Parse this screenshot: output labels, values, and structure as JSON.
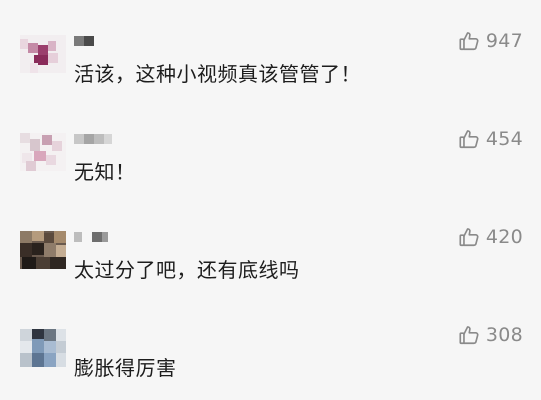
{
  "comments": [
    {
      "text": "活该，这种小视频真该管管了！",
      "likes": "947",
      "like_icon": "thumbs-up-icon"
    },
    {
      "text": "无知！",
      "likes": "454",
      "like_icon": "thumbs-up-icon"
    },
    {
      "text": "太过分了吧，还有底线吗",
      "likes": "420",
      "like_icon": "thumbs-up-icon"
    },
    {
      "text": "膨胀得厉害",
      "likes": "308",
      "like_icon": "thumbs-up-icon"
    }
  ],
  "colors": {
    "background": "#f6f6f6",
    "text": "#1d1d1d",
    "like_count": "#8a8a8a"
  }
}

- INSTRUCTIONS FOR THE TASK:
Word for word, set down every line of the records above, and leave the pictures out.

- EXERCISE RESPONSE:
Parse this screenshot: output labels, values, and structure as JSON.
{
  "comments": [
    {
      "text": "活该，这种小视频真该管管了！",
      "likes": "947",
      "like_icon": "thumbs-up-icon"
    },
    {
      "text": "无知！",
      "likes": "454",
      "like_icon": "thumbs-up-icon"
    },
    {
      "text": "太过分了吧，还有底线吗",
      "likes": "420",
      "like_icon": "thumbs-up-icon"
    },
    {
      "text": "膨胀得厉害",
      "likes": "308",
      "like_icon": "thumbs-up-icon"
    }
  ],
  "colors": {
    "background": "#f6f6f6",
    "text": "#1d1d1d",
    "like_count": "#8a8a8a"
  }
}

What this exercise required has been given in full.